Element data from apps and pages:
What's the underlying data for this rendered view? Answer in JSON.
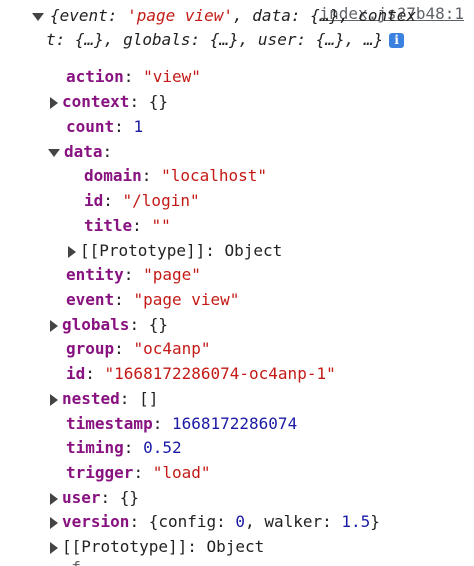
{
  "console": {
    "source_link": "index.js?7b48:1",
    "summary_line1_a": "{event: ",
    "summary_line1_event": "'page view'",
    "summary_line1_b": ", data: {…}, contex",
    "summary_line2": "t: {…}, globals: {…}, user: {…}, …}",
    "info_icon": "i",
    "properties": {
      "action": {
        "key": "action",
        "value": "\"view\""
      },
      "context": {
        "key": "context",
        "value": "{}"
      },
      "count": {
        "key": "count",
        "value": "1"
      },
      "data": {
        "key": "data",
        "domain": {
          "key": "domain",
          "value": "\"localhost\""
        },
        "id": {
          "key": "id",
          "value": "\"/login\""
        },
        "title": {
          "key": "title",
          "value": "\"\""
        },
        "prototype": {
          "key": "[[Prototype]]",
          "value": "Object"
        }
      },
      "entity": {
        "key": "entity",
        "value": "\"page\""
      },
      "event": {
        "key": "event",
        "value": "\"page view\""
      },
      "globals": {
        "key": "globals",
        "value": "{}"
      },
      "group": {
        "key": "group",
        "value": "\"oc4anp\""
      },
      "id": {
        "key": "id",
        "value": "\"1668172286074-oc4anp-1\""
      },
      "nested": {
        "key": "nested",
        "value": "[]"
      },
      "timestamp": {
        "key": "timestamp",
        "value": "1668172286074"
      },
      "timing": {
        "key": "timing",
        "value": "0.52"
      },
      "trigger": {
        "key": "trigger",
        "value": "\"load\""
      },
      "user": {
        "key": "user",
        "value": "{}"
      },
      "version": {
        "key": "version",
        "open": "{",
        "config_key": "config",
        "config_value": "0",
        "walker_key": "walker",
        "walker_value": "1.5",
        "close": "}"
      },
      "prototype": {
        "key": "[[Prototype]]",
        "value": "Object"
      }
    },
    "cutoff_text": "▸ f..."
  }
}
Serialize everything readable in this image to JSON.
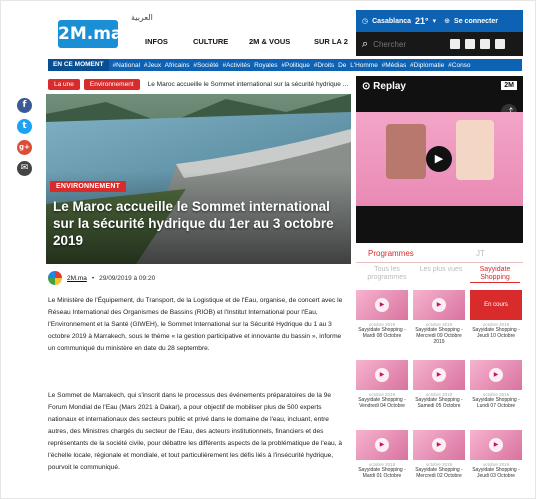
{
  "header": {
    "logo_text": "2M.ma",
    "arabic_link": "العربية",
    "nav": [
      "INFOS",
      "CULTURE",
      "2M & VOUS",
      "SUR LA 2"
    ],
    "weather_city": "Casablanca",
    "weather_temp": "21°",
    "login_label": "Se connecter",
    "search_placeholder": "Chercher",
    "accent": "#0d62b3"
  },
  "ticker": {
    "label": "EN CE MOMENT",
    "tags": "#National  #Jeux Africains  #Société  #Activités Royales  #Politique  #Droits De L'Homme  #Médias  #Diplomatie  #Conso"
  },
  "breadcrumb": {
    "home": "La une",
    "section": "Environnement",
    "current": "Le Maroc accueille le Sommet international sur la sécurité hydrique ..."
  },
  "article": {
    "category": "ENVIRONNEMENT",
    "title": "Le Maroc accueille le Sommet international sur la sécurité hydrique du 1er au 3 octobre 2019",
    "author": "2M.ma",
    "date": "29/09/2019 à 09:20",
    "p1": "Le Ministère de l'Équipement, du Transport, de la Logistique et de l'Eau, organise, de concert avec le Réseau International des Organismes de Bassins (RIOB) et l'Institut International pour l'Eau, l'Environnement et la Santé (GIWEH), le Sommet International sur la Sécurité Hydrique du 1 au 3 octobre 2019 à Marrakech, sous le thème « la gestion participative et innovante du bassin », informe un communiqué du ministère en date du 28 septembre.",
    "p2": "Le Sommet de Marrakech, qui s'inscrit dans le processus des événements préparatoires de la 9e Forum Mondial de l'Eau (Mars 2021 à Dakar), a pour objectif de mobiliser plus de 500 experts nationaux et internationaux des secteurs public et privé dans le domaine de l'eau, incluant, entre autres, des Ministres chargés du secteur de l'Eau, des acteurs institutionnels, financiers et des représentants de la société civile, pour débattre les différents aspects de la problématique de l'eau, à l'échelle locale, régionale et mondiale, et tout particulièrement les défis liés à l'insécurité hydrique, pourvoit le communiqué."
  },
  "player": {
    "title": "Replay",
    "channel": "2M"
  },
  "programmes": {
    "tab_main": "Programmes",
    "tab_other": "JT",
    "subtabs": [
      "Tous les programmes",
      "Les plus vues",
      "Sayyidate Shopping"
    ],
    "live_label": "En cours",
    "items": [
      {
        "date": "octobre 2019",
        "caption": "Sayyidate Shopping - Mardi 08 Octobre"
      },
      {
        "date": "octobre 2019",
        "caption": "Sayyidate Shopping - Mercredi 09 Octobre 2019"
      },
      {
        "date": "octobre 2019",
        "caption": "Sayyidate Shopping - Jeudi 10 Octobre"
      },
      {
        "date": "octobre 2019",
        "caption": "Sayyidate Shopping - Vendredi 04 Octobre"
      },
      {
        "date": "octobre 2019",
        "caption": "Sayyidate Shopping - Samedi 05 Octobre"
      },
      {
        "date": "octobre 2019",
        "caption": "Sayyidate Shopping - Lundi 07 Octobre"
      },
      {
        "date": "octobre 2019",
        "caption": "Sayyidate Shopping - Mardi 01 Octobre"
      },
      {
        "date": "octobre 2019",
        "caption": "Sayyidate Shopping - Mercredi 02 Octobre"
      },
      {
        "date": "octobre 2019",
        "caption": "Sayyidate Shopping - Jeudi 03 Octobre"
      }
    ]
  },
  "share": {
    "facebook": "f",
    "twitter": "t",
    "google": "g+",
    "email": "✉"
  }
}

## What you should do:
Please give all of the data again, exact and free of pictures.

## Finished task:
What's the underlying data for this rendered view? Answer in JSON.
{
  "console": {
    "source_link": "index.js?7b48:1",
    "summary_line1_a": "{event: ",
    "summary_line1_event": "'page view'",
    "summary_line1_b": ", data: {…}, contex",
    "summary_line2": "t: {…}, globals: {…}, user: {…}, …}",
    "info_icon": "i",
    "properties": {
      "action": {
        "key": "action",
        "value": "\"view\""
      },
      "context": {
        "key": "context",
        "value": "{}"
      },
      "count": {
        "key": "count",
        "value": "1"
      },
      "data": {
        "key": "data",
        "domain": {
          "key": "domain",
          "value": "\"localhost\""
        },
        "id": {
          "key": "id",
          "value": "\"/login\""
        },
        "title": {
          "key": "title",
          "value": "\"\""
        },
        "prototype": {
          "key": "[[Prototype]]",
          "value": "Object"
        }
      },
      "entity": {
        "key": "entity",
        "value": "\"page\""
      },
      "event": {
        "key": "event",
        "value": "\"page view\""
      },
      "globals": {
        "key": "globals",
        "value": "{}"
      },
      "group": {
        "key": "group",
        "value": "\"oc4anp\""
      },
      "id": {
        "key": "id",
        "value": "\"1668172286074-oc4anp-1\""
      },
      "nested": {
        "key": "nested",
        "value": "[]"
      },
      "timestamp": {
        "key": "timestamp",
        "value": "1668172286074"
      },
      "timing": {
        "key": "timing",
        "value": "0.52"
      },
      "trigger": {
        "key": "trigger",
        "value": "\"load\""
      },
      "user": {
        "key": "user",
        "value": "{}"
      },
      "version": {
        "key": "version",
        "open": "{",
        "config_key": "config",
        "config_value": "0",
        "walker_key": "walker",
        "walker_value": "1.5",
        "close": "}"
      },
      "prototype": {
        "key": "[[Prototype]]",
        "value": "Object"
      }
    },
    "cutoff_text": "▸ f..."
  }
}
Serialize everything readable in this image to JSON.
{
  "header": {
    "logo_text": "2M.ma",
    "arabic_link": "العربية",
    "nav": [
      "INFOS",
      "CULTURE",
      "2M & VOUS",
      "SUR LA 2"
    ],
    "weather_city": "Casablanca",
    "weather_temp": "21°",
    "login_label": "Se connecter",
    "search_placeholder": "Chercher",
    "accent": "#0d62b3"
  },
  "ticker": {
    "label": "EN CE MOMENT",
    "tags": "#National  #Jeux Africains  #Société  #Activités Royales  #Politique  #Droits De L'Homme  #Médias  #Diplomatie  #Conso"
  },
  "breadcrumb": {
    "home": "La une",
    "section": "Environnement",
    "current": "Le Maroc accueille le Sommet international sur la sécurité hydrique ..."
  },
  "article": {
    "category": "ENVIRONNEMENT",
    "title": "Le Maroc accueille le Sommet international sur la sécurité hydrique du 1er au 3 octobre 2019",
    "author": "2M.ma",
    "date": "29/09/2019 à 09:20",
    "p1": "Le Ministère de l'Équipement, du Transport, de la Logistique et de l'Eau, organise, de concert avec le Réseau International des Organismes de Bassins (RIOB) et l'Institut International pour l'Eau, l'Environnement et la Santé (GIWEH), le Sommet International sur la Sécurité Hydrique du 1 au 3 octobre 2019 à Marrakech, sous le thème « la gestion participative et innovante du bassin », informe un communiqué du ministère en date du 28 septembre.",
    "p2": "Le Sommet de Marrakech, qui s'inscrit dans le processus des événements préparatoires de la 9e Forum Mondial de l'Eau (Mars 2021 à Dakar), a pour objectif de mobiliser plus de 500 experts nationaux et internationaux des secteurs public et privé dans le domaine de l'eau, incluant, entre autres, des Ministres chargés du secteur de l'Eau, des acteurs institutionnels, financiers et des représentants de la société civile, pour débattre les différents aspects de la problématique de l'eau, à l'échelle locale, régionale et mondiale, et tout particulièrement les défis liés à l'insécurité hydrique, pourvoit le communiqué."
  },
  "player": {
    "title": "Replay",
    "channel": "2M"
  },
  "programmes": {
    "tab_main": "Programmes",
    "tab_other": "JT",
    "subtabs": [
      "Tous les programmes",
      "Les plus vues",
      "Sayyidate Shopping"
    ],
    "live_label": "En cours",
    "items": [
      {
        "date": "octobre 2019",
        "caption": "Sayyidate Shopping - Mardi 08 Octobre"
      },
      {
        "date": "octobre 2019",
        "caption": "Sayyidate Shopping - Mercredi 09 Octobre 2019"
      },
      {
        "date": "octobre 2019",
        "caption": "Sayyidate Shopping - Jeudi 10 Octobre"
      },
      {
        "date": "octobre 2019",
        "caption": "Sayyidate Shopping - Vendredi 04 Octobre"
      },
      {
        "date": "octobre 2019",
        "caption": "Sayyidate Shopping - Samedi 05 Octobre"
      },
      {
        "date": "octobre 2019",
        "caption": "Sayyidate Shopping - Lundi 07 Octobre"
      },
      {
        "date": "octobre 2019",
        "caption": "Sayyidate Shopping - Mardi 01 Octobre"
      },
      {
        "date": "octobre 2019",
        "caption": "Sayyidate Shopping - Mercredi 02 Octobre"
      },
      {
        "date": "octobre 2019",
        "caption": "Sayyidate Shopping - Jeudi 03 Octobre"
      }
    ]
  },
  "share": {
    "facebook": "f",
    "twitter": "t",
    "google": "g+",
    "email": "✉"
  }
}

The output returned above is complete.